In our livestream you can follow what is happening at the flight hole of our hive around the clock. Depending on the time of day, season and current weather, you can make various observations: for example, honey bees flying in and out, some with differently colored pollen packets on their legs, bees fanning the air, controlling guard bees or drones (male bees).
We additionally record measurement data from the bee colony, such as the temperature in the colony (orange line), the change in weight of the hive (green line) and the outside temperature (red line). These data give us information about various events in and around the bee colony.
Here you can see the data of the hive, which you can observe via the livestream. This is located at our site in Vienna Donaustadt.
The temperature in the colony is around 35 °C in summer and drops by 5 to 10 °C in winter. The right temperature is important for bee health and healthy development of bee offspring.
Bees behave differently depending on the weather conditions and outside temperatures. In hot weather, for example, the bees cool the hive. For this purpose, the collecting bees fetch water, which is distributed in the hive by the hive bees. The larvae are protected from dehydration by the moisture. Evaporation of the water leads to cooling of the air. Another possibility is fanning. In this process, the workers gather at the entrance of the nest and actively fan the warm air out of the hive. Fanning with the wings also creates a cooling air flow - the bees act as a fan.
If these possibilities are not sufficient to lower the temperature in the hive sufficiently, a so-called beard forms. In this process, the bees, which are not needed for either water evaporation or fanning, leave the hive and form a cluster in front of the entrance. This prevents them from further raising the temperature inside the hive with their body heat.

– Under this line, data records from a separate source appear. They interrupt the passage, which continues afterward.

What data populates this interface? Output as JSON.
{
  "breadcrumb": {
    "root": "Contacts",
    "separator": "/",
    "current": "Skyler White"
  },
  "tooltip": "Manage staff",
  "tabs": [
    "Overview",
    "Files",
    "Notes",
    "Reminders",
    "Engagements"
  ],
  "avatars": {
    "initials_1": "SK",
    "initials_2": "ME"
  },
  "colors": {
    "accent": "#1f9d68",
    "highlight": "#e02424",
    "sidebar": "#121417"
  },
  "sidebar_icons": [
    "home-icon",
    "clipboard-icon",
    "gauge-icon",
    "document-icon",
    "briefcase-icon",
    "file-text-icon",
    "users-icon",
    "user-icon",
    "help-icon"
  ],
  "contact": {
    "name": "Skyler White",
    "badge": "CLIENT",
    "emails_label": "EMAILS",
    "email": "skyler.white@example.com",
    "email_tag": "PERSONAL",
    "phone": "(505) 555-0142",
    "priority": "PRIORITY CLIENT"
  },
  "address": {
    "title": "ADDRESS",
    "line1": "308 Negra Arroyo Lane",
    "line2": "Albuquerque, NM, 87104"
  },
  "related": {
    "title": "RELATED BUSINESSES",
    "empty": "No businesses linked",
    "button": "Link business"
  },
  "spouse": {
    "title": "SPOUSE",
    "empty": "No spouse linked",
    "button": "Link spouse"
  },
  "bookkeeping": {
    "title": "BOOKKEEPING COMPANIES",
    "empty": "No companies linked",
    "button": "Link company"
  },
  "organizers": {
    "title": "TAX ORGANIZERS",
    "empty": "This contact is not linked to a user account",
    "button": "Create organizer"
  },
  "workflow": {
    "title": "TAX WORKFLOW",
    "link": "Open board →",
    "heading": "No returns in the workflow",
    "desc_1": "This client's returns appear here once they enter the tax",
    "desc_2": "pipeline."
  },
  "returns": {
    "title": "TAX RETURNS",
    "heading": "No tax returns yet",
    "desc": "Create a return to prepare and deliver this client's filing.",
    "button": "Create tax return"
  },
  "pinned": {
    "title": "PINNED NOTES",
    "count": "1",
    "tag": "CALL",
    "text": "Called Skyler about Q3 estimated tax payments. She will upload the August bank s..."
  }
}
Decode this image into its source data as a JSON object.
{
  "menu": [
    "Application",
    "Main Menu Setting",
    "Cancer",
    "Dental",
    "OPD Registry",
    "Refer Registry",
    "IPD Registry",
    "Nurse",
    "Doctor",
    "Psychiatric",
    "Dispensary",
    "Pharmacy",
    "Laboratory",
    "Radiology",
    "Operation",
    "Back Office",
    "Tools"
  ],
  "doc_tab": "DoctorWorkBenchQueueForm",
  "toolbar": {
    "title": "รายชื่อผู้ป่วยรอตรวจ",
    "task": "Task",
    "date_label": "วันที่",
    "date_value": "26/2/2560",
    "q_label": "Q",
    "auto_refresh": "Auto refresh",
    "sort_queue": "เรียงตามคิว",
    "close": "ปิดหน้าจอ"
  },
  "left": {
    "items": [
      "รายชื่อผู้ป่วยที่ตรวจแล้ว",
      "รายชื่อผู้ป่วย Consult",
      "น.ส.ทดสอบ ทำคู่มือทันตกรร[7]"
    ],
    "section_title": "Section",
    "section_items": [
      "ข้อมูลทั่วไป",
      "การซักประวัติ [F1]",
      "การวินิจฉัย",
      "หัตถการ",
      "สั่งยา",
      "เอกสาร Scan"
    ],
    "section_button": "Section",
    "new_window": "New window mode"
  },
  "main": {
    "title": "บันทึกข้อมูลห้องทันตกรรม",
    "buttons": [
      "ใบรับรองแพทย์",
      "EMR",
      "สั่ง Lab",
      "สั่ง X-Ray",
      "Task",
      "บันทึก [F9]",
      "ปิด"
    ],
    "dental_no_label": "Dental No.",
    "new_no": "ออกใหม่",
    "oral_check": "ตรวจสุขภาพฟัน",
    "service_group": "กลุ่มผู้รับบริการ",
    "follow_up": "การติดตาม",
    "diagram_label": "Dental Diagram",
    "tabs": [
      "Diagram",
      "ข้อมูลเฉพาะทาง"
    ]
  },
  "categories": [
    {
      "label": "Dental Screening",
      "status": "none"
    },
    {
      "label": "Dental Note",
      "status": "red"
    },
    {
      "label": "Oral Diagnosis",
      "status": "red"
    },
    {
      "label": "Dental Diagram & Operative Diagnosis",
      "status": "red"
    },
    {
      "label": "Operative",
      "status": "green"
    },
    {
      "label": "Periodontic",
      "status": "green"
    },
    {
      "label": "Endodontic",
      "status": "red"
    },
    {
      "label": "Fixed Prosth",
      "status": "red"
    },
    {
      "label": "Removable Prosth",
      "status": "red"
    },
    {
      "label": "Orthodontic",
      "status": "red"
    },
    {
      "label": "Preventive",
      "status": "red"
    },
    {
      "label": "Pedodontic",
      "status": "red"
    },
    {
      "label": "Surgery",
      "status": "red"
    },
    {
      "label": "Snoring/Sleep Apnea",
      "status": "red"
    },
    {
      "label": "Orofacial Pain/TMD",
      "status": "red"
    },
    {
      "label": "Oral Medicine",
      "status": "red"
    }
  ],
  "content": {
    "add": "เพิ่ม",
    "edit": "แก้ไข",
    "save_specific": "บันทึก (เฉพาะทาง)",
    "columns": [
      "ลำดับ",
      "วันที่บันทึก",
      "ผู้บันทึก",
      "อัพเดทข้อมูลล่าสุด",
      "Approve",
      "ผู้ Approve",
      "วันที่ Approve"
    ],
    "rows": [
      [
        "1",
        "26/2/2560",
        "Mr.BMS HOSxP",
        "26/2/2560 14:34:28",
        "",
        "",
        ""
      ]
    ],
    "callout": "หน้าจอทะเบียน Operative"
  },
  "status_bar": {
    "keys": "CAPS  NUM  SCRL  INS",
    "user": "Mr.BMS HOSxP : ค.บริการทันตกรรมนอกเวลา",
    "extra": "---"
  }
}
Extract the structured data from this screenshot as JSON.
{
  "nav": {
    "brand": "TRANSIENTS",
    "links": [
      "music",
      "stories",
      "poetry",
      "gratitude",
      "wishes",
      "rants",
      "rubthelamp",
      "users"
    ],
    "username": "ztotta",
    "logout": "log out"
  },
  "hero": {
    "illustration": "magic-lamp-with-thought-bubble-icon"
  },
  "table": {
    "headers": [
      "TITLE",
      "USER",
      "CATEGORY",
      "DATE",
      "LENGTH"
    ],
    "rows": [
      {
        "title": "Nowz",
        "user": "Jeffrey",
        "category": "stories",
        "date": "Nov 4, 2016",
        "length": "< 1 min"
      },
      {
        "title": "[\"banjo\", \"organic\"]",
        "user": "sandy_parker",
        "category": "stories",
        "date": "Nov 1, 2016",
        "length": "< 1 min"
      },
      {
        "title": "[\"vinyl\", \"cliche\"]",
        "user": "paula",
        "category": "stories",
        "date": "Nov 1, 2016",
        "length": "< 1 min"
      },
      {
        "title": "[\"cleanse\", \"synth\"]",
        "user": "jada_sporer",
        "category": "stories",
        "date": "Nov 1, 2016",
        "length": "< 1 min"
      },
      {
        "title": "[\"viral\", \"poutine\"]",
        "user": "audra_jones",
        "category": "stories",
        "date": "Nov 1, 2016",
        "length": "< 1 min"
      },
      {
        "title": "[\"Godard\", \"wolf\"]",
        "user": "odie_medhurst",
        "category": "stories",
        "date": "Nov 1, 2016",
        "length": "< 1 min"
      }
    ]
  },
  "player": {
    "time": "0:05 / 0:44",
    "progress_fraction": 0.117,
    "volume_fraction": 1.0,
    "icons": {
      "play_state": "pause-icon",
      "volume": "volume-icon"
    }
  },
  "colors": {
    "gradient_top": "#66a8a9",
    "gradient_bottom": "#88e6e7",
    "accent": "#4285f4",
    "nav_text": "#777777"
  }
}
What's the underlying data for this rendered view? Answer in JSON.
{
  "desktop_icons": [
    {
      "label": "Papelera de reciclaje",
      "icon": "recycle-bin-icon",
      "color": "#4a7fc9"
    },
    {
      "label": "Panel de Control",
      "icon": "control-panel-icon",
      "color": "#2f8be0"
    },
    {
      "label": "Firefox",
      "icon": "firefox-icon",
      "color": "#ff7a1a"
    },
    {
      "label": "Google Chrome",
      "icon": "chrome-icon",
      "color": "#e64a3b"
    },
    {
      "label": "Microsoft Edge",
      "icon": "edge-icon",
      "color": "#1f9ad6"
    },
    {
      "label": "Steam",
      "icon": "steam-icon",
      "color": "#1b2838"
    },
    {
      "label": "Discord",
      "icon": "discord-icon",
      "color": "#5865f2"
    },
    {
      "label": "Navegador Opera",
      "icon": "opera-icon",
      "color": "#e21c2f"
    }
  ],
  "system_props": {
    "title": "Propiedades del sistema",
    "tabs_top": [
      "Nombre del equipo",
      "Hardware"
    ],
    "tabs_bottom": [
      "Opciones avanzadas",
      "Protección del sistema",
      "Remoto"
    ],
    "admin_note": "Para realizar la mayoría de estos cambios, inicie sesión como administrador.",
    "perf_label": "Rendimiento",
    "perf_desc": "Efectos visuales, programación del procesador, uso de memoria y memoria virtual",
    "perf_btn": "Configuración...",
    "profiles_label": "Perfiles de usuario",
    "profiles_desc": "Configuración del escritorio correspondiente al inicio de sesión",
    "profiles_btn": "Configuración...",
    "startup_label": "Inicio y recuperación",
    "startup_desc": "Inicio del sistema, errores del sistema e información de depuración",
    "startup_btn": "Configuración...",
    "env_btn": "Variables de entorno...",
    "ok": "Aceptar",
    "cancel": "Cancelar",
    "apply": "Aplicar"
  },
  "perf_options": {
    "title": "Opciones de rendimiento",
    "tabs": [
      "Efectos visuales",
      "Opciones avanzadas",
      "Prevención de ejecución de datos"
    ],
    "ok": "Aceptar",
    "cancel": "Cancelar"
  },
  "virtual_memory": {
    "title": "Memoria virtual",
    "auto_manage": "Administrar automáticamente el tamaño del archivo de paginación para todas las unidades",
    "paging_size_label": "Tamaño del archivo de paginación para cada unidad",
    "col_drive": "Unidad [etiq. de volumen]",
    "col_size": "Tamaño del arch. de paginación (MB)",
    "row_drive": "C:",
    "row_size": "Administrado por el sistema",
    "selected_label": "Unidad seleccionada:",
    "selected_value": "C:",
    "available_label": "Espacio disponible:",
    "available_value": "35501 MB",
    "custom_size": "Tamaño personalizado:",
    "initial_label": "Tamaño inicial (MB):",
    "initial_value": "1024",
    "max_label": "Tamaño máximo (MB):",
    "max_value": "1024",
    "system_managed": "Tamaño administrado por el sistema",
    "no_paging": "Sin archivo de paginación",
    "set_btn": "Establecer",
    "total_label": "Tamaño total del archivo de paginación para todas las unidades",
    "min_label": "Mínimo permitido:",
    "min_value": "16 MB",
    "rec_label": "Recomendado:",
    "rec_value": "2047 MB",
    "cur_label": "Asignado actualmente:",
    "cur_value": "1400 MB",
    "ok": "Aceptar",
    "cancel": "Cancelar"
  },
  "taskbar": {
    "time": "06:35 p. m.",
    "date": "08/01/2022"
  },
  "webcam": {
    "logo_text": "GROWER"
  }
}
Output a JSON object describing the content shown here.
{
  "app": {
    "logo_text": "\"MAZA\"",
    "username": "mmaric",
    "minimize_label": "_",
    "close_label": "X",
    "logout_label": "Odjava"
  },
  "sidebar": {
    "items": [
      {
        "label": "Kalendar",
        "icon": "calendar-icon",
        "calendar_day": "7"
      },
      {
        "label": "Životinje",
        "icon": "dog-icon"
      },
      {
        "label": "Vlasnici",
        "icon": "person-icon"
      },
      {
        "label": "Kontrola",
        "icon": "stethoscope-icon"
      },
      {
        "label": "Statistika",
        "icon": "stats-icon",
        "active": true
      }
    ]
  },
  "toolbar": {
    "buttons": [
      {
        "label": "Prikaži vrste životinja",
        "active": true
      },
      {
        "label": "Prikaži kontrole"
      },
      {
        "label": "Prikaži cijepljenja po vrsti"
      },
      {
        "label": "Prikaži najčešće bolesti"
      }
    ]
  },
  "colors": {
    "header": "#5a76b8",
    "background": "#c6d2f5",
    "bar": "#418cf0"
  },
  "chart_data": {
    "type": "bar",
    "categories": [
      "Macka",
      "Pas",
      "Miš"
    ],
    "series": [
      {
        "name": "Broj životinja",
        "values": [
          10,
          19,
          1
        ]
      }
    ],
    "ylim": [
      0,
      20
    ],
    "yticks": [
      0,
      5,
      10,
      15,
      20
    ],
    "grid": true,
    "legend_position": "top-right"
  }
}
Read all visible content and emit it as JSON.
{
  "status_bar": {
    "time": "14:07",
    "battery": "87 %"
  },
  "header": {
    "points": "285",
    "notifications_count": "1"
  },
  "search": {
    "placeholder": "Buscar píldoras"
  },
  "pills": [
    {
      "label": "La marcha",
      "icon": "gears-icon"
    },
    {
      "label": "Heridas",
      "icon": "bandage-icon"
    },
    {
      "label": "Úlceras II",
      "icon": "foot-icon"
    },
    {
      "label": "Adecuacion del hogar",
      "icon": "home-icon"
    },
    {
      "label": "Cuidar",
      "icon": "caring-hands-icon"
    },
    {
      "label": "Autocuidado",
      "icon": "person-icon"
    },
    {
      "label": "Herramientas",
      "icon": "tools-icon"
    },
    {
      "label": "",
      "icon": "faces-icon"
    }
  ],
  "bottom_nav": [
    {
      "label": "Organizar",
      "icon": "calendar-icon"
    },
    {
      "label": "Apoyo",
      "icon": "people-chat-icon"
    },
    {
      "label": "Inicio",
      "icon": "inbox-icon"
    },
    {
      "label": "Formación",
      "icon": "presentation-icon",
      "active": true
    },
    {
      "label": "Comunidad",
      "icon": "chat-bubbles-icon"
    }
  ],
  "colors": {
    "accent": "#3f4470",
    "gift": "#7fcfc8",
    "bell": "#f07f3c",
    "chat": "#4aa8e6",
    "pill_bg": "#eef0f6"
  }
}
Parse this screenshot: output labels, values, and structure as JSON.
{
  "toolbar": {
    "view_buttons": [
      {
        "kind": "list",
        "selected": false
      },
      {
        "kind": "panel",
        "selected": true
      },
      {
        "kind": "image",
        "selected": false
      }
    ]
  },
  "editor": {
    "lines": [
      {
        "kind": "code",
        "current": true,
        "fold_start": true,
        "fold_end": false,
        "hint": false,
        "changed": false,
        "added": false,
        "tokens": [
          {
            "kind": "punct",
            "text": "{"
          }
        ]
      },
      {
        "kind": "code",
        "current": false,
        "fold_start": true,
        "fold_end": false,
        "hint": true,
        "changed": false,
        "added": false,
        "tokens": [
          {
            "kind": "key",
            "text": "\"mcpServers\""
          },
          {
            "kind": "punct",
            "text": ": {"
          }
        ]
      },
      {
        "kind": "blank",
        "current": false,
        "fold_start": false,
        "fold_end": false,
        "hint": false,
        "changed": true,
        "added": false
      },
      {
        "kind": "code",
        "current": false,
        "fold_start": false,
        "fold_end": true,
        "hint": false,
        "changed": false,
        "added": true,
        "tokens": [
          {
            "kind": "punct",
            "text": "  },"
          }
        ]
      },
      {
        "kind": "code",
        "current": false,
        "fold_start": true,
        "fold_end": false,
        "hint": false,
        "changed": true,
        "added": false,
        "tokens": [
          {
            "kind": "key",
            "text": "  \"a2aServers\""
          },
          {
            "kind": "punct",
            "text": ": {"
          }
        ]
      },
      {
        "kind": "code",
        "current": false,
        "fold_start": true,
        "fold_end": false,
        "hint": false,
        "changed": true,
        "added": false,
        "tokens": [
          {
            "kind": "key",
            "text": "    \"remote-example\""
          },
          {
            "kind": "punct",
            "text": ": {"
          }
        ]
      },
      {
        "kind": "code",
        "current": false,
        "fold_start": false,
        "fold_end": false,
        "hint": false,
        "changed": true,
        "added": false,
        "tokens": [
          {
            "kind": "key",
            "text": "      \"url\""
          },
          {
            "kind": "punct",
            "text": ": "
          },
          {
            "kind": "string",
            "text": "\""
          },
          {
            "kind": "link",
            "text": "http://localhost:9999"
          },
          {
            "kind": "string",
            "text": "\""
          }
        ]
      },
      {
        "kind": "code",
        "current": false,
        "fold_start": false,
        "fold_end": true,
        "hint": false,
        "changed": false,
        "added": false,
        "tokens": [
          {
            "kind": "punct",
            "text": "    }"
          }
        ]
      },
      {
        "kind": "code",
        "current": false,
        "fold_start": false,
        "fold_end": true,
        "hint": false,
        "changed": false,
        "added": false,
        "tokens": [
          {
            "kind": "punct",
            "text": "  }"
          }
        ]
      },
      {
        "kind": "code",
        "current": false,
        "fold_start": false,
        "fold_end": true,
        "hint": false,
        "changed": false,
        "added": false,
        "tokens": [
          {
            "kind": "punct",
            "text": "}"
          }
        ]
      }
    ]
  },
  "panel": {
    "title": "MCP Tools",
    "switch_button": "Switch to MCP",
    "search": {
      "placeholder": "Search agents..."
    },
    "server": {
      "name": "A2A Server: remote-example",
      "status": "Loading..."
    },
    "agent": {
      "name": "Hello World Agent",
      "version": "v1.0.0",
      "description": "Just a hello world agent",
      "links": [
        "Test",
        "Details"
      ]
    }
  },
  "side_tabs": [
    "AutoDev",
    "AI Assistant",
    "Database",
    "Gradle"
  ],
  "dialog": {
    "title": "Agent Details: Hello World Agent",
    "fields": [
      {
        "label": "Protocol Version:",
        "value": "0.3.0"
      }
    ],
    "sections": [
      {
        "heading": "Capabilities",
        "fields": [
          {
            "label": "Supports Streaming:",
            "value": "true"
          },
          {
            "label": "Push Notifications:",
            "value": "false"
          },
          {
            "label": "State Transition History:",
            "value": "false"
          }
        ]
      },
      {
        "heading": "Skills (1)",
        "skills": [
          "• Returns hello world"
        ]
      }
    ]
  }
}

In winter, the bees form a winter cluster. In its center sits the queen bee. There, the temperature is warmed up to 25 to 30 °C. To do this, the honey bees arrange themselves tightly packed together to form a ball. The peripheral areas are significantly cooler. The bees therefore regularly change their position from the outside to the inside. The bees sitting on the outside use their flight muscles and trembling movements to ensure that the cluster and the hive do not cool down. If temperatures rise above 10 °C on winter days, the bees can leave the hive to empty their fecal bladder. This keeps the hive clean and prevents the transmission of diseases through the feces.
What does the weight tell us?
In the peak season in early summer, there are up to 50,000 honey bees in one hive. One bee weighs 0.1 g, which means that a colony with 50,000 bees weighs about 5 kg. During the bee year there are constant changes in weight: The weight increases due to incoming bees, nectar, pollen and water input or foreign influences such as rain or snow. The weight decreases due to departing bees, food consumption, evaporation or bees that have died outside the colony. Due to the flight activity of bees, the following pattern is often seen in spring and summer: in the morning, the hive becomes lighter because thousands of bees fly out to forage for food. If an abundant supply of food is available, the weight gradually increases during the day. Then, in the evening, the hive is heaviest: the bees have all returned to the colony.
Last updated: 30.10.2023